## Stored items

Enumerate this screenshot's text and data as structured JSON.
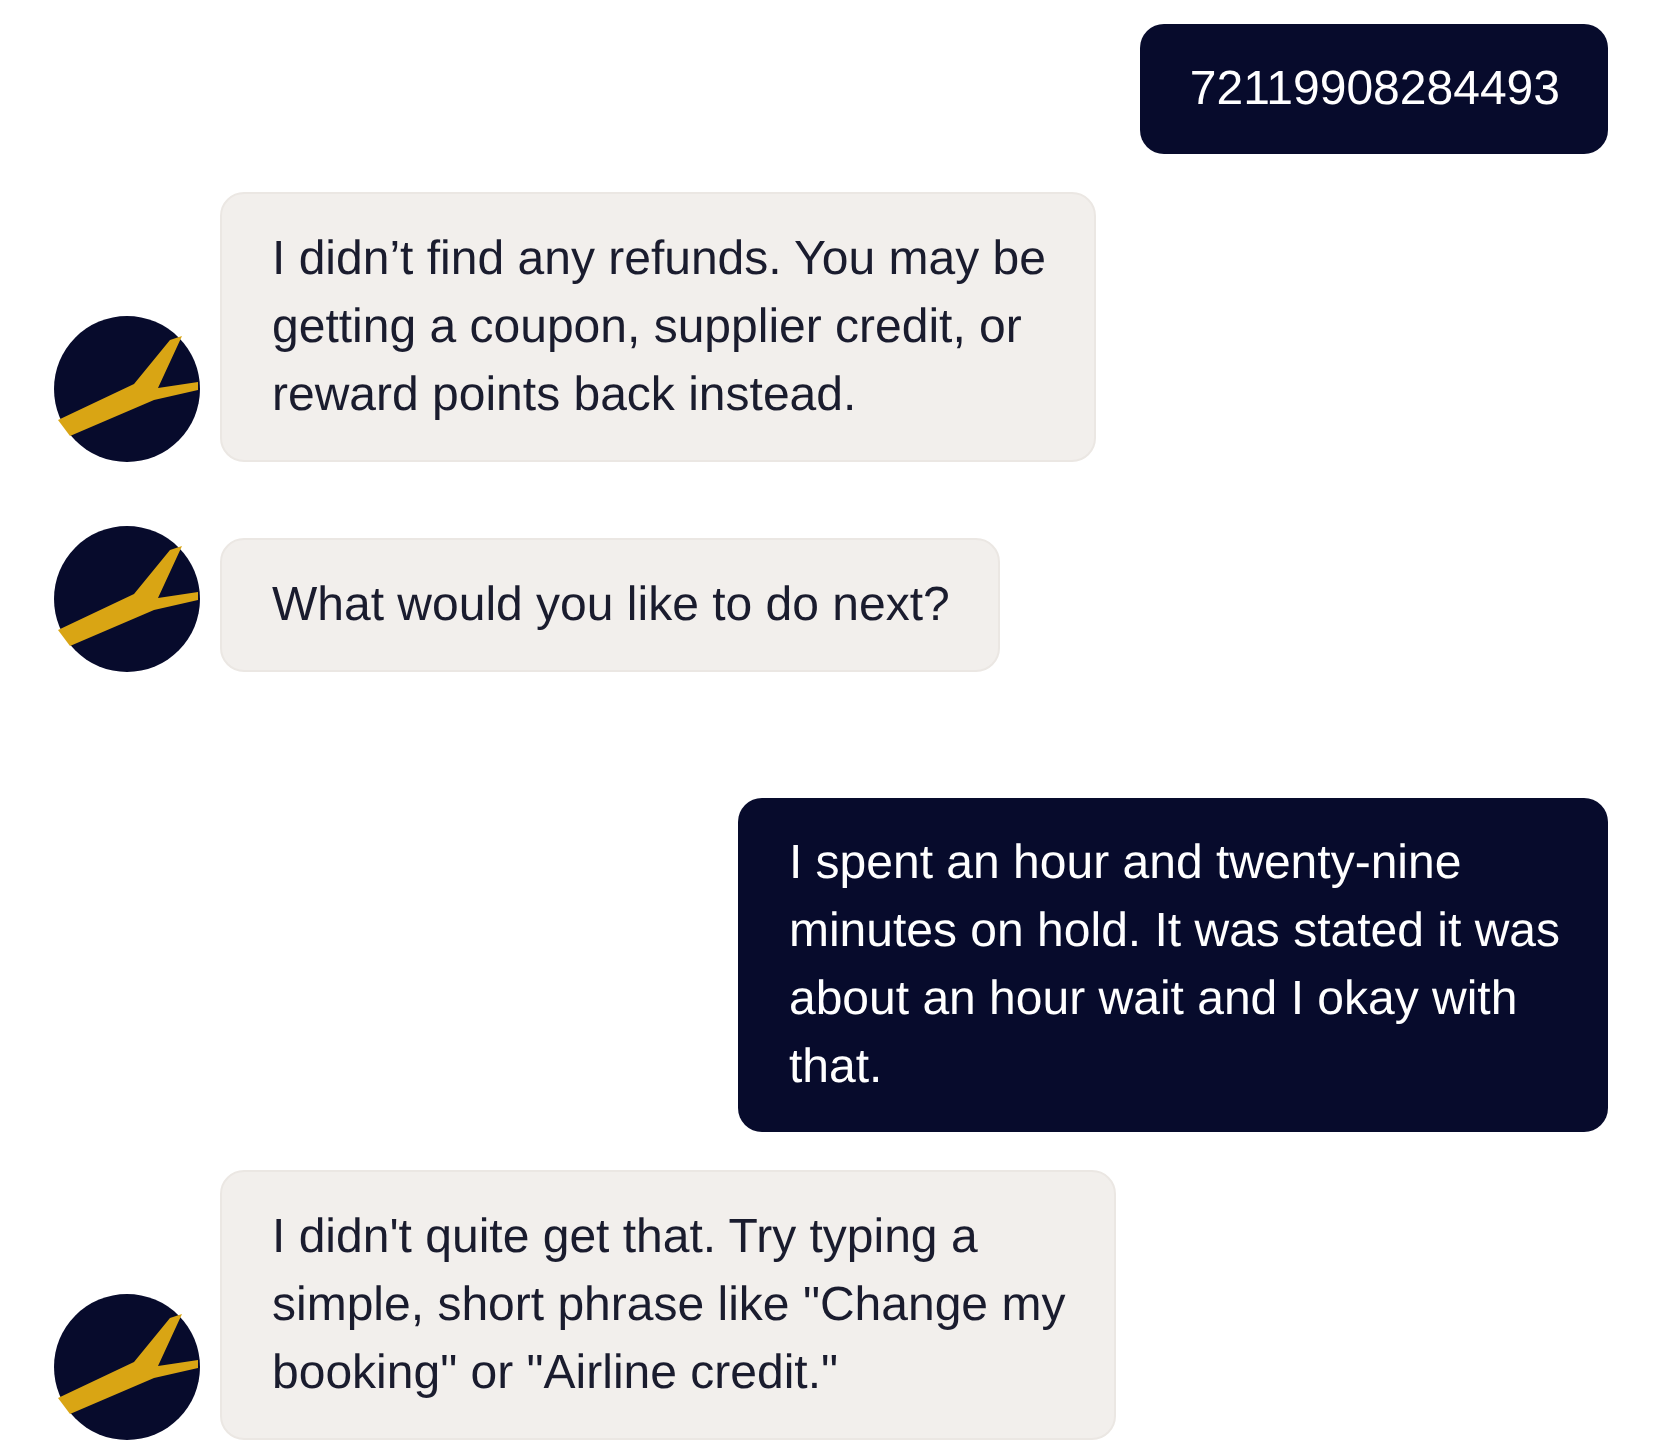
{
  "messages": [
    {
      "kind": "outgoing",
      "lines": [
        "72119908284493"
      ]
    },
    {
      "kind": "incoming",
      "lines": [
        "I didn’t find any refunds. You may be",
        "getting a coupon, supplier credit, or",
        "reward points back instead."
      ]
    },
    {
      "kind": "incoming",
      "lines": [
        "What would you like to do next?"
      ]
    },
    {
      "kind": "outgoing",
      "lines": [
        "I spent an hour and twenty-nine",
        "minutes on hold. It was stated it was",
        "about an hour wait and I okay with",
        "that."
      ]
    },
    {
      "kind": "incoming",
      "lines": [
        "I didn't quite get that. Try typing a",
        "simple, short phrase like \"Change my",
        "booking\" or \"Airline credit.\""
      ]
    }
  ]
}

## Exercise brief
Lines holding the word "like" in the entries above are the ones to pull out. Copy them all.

## Response for this exercise
        "What would you like to do next?"
        "simple, short phrase like \"Change my",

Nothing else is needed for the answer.